What you need to do: Return every line in the entries below where the word "ylabel" shows up.

○ ○ ○ ○ ○ ○ ○

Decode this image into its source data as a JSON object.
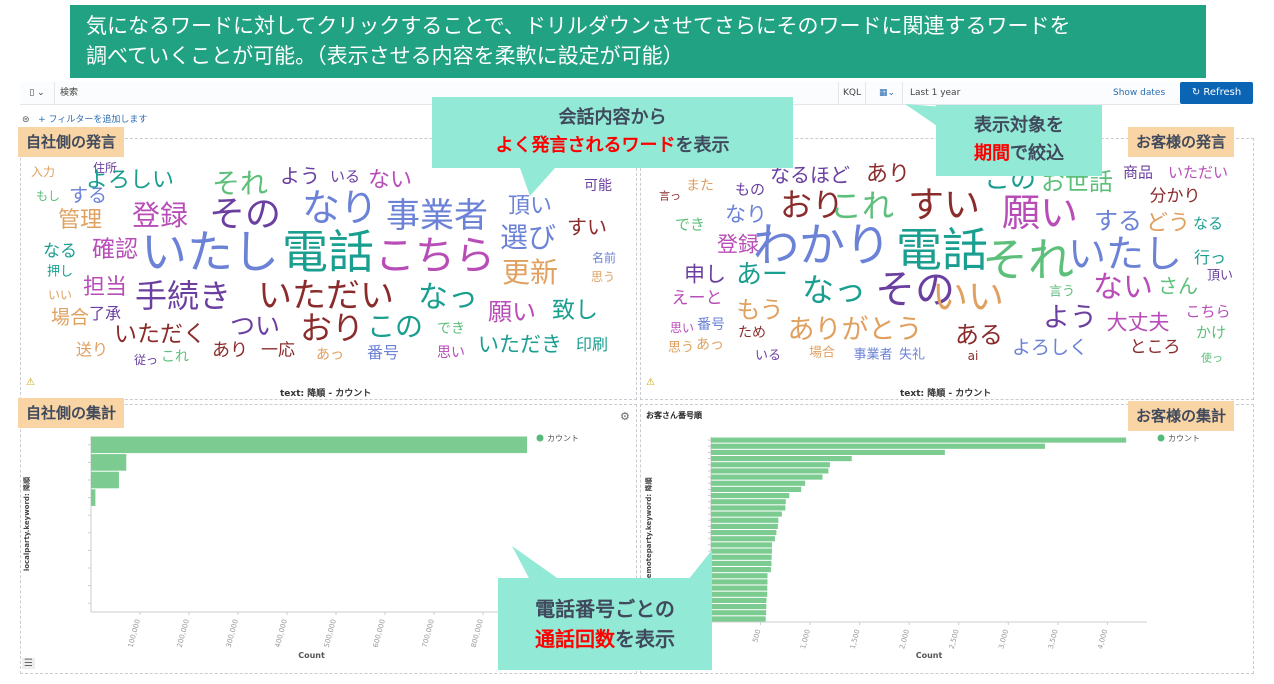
{
  "banner": {
    "line1": "気になるワードに対してクリックすることで、ドリルダウンさせてさらにそのワードに関連するワードを",
    "line2": "調べていくことが可能。（表示させる内容を柔軟に設定が可能）"
  },
  "query": {
    "search_placeholder": "検索",
    "kql": "KQL",
    "date_range": "Last 1 year",
    "show_dates": "Show dates",
    "refresh": "Refresh",
    "add_filter": "+ フィルターを追加します"
  },
  "labels": {
    "own_speech": "自社側の発言",
    "customer_speech": "お客様の発言",
    "own_summary": "自社側の集計",
    "customer_summary": "お客様の集計"
  },
  "callouts": {
    "c1_line1": "会話内容から",
    "c1_red": "よく発言されるワード",
    "c1_rest": "を表示",
    "c2_line1": "表示対象を",
    "c2_red": "期間",
    "c2_rest": "で絞込",
    "c3_line1": "電話番号ごとの",
    "c3_red": "通話回数",
    "c3_rest": "を表示"
  },
  "wordcloud_left": {
    "caption": "text: 降順 - カウント",
    "words": [
      {
        "t": "入力",
        "c": "#e0a060"
      },
      {
        "t": "住所",
        "c": "#6b3fa0"
      },
      {
        "t": "よろしい",
        "c": "#1a9e8f"
      },
      {
        "t": "それ",
        "c": "#5cbf7a"
      },
      {
        "t": "よう",
        "c": "#6b3fa0"
      },
      {
        "t": "いる",
        "c": "#6b3fa0"
      },
      {
        "t": "ない",
        "c": "#b84db8"
      },
      {
        "t": "可能",
        "c": "#6b3fa0"
      },
      {
        "t": "もし",
        "c": "#5cbf7a"
      },
      {
        "t": "する",
        "c": "#6b82d6"
      },
      {
        "t": "管理",
        "c": "#e0a060"
      },
      {
        "t": "登録",
        "c": "#b84db8"
      },
      {
        "t": "その",
        "c": "#6b3fa0"
      },
      {
        "t": "なり",
        "c": "#6b82d6"
      },
      {
        "t": "事業者",
        "c": "#6b82d6"
      },
      {
        "t": "頂い",
        "c": "#6b82d6"
      },
      {
        "t": "すい",
        "c": "#8b2c2c"
      },
      {
        "t": "選び",
        "c": "#6b82d6"
      },
      {
        "t": "なる",
        "c": "#1a9e8f"
      },
      {
        "t": "確認",
        "c": "#b84db8"
      },
      {
        "t": "いたし",
        "c": "#6b82d6"
      },
      {
        "t": "電話",
        "c": "#1a9e8f"
      },
      {
        "t": "こちら",
        "c": "#b84db8"
      },
      {
        "t": "名前",
        "c": "#6b82d6"
      },
      {
        "t": "更新",
        "c": "#e0a060"
      },
      {
        "t": "押し",
        "c": "#1a9e8f"
      },
      {
        "t": "思う",
        "c": "#e0a060"
      },
      {
        "t": "担当",
        "c": "#b84db8"
      },
      {
        "t": "いい",
        "c": "#e0a060"
      },
      {
        "t": "手続き",
        "c": "#6b3fa0"
      },
      {
        "t": "いただい",
        "c": "#8b2c2c"
      },
      {
        "t": "なっ",
        "c": "#1a9e8f"
      },
      {
        "t": "願い",
        "c": "#b84db8"
      },
      {
        "t": "致し",
        "c": "#1a9e8f"
      },
      {
        "t": "場合",
        "c": "#e0a060"
      },
      {
        "t": "了承",
        "c": "#6b3fa0"
      },
      {
        "t": "つい",
        "c": "#6b3fa0"
      },
      {
        "t": "おり",
        "c": "#8b2c2c"
      },
      {
        "t": "この",
        "c": "#1a9e8f"
      },
      {
        "t": "でき",
        "c": "#5cbf7a"
      },
      {
        "t": "いただく",
        "c": "#8b2c2c"
      },
      {
        "t": "いただき",
        "c": "#1a9e8f"
      },
      {
        "t": "印刷",
        "c": "#1a9e8f"
      },
      {
        "t": "送り",
        "c": "#e0a060"
      },
      {
        "t": "あり",
        "c": "#8b2c2c"
      },
      {
        "t": "一応",
        "c": "#8b2c2c"
      },
      {
        "t": "あっ",
        "c": "#e0a060"
      },
      {
        "t": "番号",
        "c": "#6b82d6"
      },
      {
        "t": "思い",
        "c": "#b84db8"
      },
      {
        "t": "従っ",
        "c": "#6b3fa0"
      },
      {
        "t": "これ",
        "c": "#5cbf7a"
      }
    ]
  },
  "wordcloud_right": {
    "caption": "text: 降順 - カウント",
    "words": [
      {
        "t": "言っ",
        "c": "#8b2c2c"
      },
      {
        "t": "また",
        "c": "#e0a060"
      },
      {
        "t": "もの",
        "c": "#6b3fa0"
      },
      {
        "t": "なるほど",
        "c": "#6b3fa0"
      },
      {
        "t": "あり",
        "c": "#8b2c2c"
      },
      {
        "t": "この",
        "c": "#1a9e8f"
      },
      {
        "t": "お世話",
        "c": "#5cbf7a"
      },
      {
        "t": "商品",
        "c": "#6b3fa0"
      },
      {
        "t": "いただい",
        "c": "#b84db8"
      },
      {
        "t": "分かり",
        "c": "#8b2c2c"
      },
      {
        "t": "なり",
        "c": "#6b82d6"
      },
      {
        "t": "おり",
        "c": "#8b2c2c"
      },
      {
        "t": "これ",
        "c": "#5cbf7a"
      },
      {
        "t": "すい",
        "c": "#8b2c2c"
      },
      {
        "t": "願い",
        "c": "#b84db8"
      },
      {
        "t": "する",
        "c": "#6b82d6"
      },
      {
        "t": "どう",
        "c": "#e0a060"
      },
      {
        "t": "なる",
        "c": "#1a9e8f"
      },
      {
        "t": "でき",
        "c": "#5cbf7a"
      },
      {
        "t": "登録",
        "c": "#b84db8"
      },
      {
        "t": "わかり",
        "c": "#6b82d6"
      },
      {
        "t": "電話",
        "c": "#1a9e8f"
      },
      {
        "t": "それ",
        "c": "#5cbf7a"
      },
      {
        "t": "いたし",
        "c": "#6b82d6"
      },
      {
        "t": "行っ",
        "c": "#1a9e8f"
      },
      {
        "t": "申し",
        "c": "#6b3fa0"
      },
      {
        "t": "あー",
        "c": "#1a9e8f"
      },
      {
        "t": "頂い",
        "c": "#6b3fa0"
      },
      {
        "t": "なっ",
        "c": "#1a9e8f"
      },
      {
        "t": "その",
        "c": "#6b3fa0"
      },
      {
        "t": "いい",
        "c": "#e0a060"
      },
      {
        "t": "ない",
        "c": "#b84db8"
      },
      {
        "t": "さん",
        "c": "#5cbf7a"
      },
      {
        "t": "言う",
        "c": "#5cbf7a"
      },
      {
        "t": "えーと",
        "c": "#b84db8"
      },
      {
        "t": "もう",
        "c": "#e0a060"
      },
      {
        "t": "よう",
        "c": "#6b3fa0"
      },
      {
        "t": "大丈夫",
        "c": "#b84db8"
      },
      {
        "t": "こちら",
        "c": "#b84db8"
      },
      {
        "t": "思い",
        "c": "#b84db8"
      },
      {
        "t": "番号",
        "c": "#6b82d6"
      },
      {
        "t": "ため",
        "c": "#8b2c2c"
      },
      {
        "t": "ありがとう",
        "c": "#e0a060"
      },
      {
        "t": "ある",
        "c": "#8b2c2c"
      },
      {
        "t": "かけ",
        "c": "#5cbf7a"
      },
      {
        "t": "思う",
        "c": "#e0a060"
      },
      {
        "t": "あっ",
        "c": "#e0a060"
      },
      {
        "t": "よろしく",
        "c": "#6b82d6"
      },
      {
        "t": "ところ",
        "c": "#8b2c2c"
      },
      {
        "t": "いる",
        "c": "#6b3fa0"
      },
      {
        "t": "場合",
        "c": "#e0a060"
      },
      {
        "t": "事業者",
        "c": "#6b82d6"
      },
      {
        "t": "失礼",
        "c": "#6b82d6"
      },
      {
        "t": "ai",
        "c": "#8b2c2c"
      },
      {
        "t": "使っ",
        "c": "#5cbf7a"
      }
    ]
  },
  "chart_data": [
    {
      "type": "bar",
      "orientation": "horizontal",
      "title": "",
      "xlabel": "Count",
      "ylabel": "localparty.keyword: 降順",
      "legend": [
        "カウント"
      ],
      "legend_position": "top-right",
      "color": "#7ccc92",
      "xlim": [
        0,
        900000
      ],
      "xticks": [
        "100,000",
        "200,000",
        "300,000",
        "400,000",
        "500,000",
        "600,000",
        "700,000",
        "800,000"
      ],
      "values": [
        890000,
        72000,
        57000,
        9000,
        0,
        0,
        0,
        0,
        0,
        0
      ]
    },
    {
      "type": "bar",
      "orientation": "horizontal",
      "title": "お客さん番号順",
      "xlabel": "Count",
      "ylabel": "remoteparty.keyword: 降順",
      "legend": [
        "カウント"
      ],
      "legend_position": "top-right",
      "color": "#7ccc92",
      "xlim": [
        0,
        4400
      ],
      "xticks": [
        "500",
        "1,000",
        "1,500",
        "2,000",
        "2,500",
        "3,000",
        "3,500",
        "4,000"
      ],
      "values": [
        4190,
        3370,
        2360,
        1420,
        1200,
        1185,
        1125,
        950,
        910,
        790,
        755,
        750,
        715,
        680,
        675,
        660,
        645,
        615,
        615,
        612,
        610,
        605,
        570,
        570,
        568,
        568,
        560,
        558,
        556,
        552
      ]
    }
  ]
}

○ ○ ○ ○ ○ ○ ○

Output:
      "ylabel": "localparty.keyword: 降順",
      "ylabel": "remoteparty.keyword: 降順",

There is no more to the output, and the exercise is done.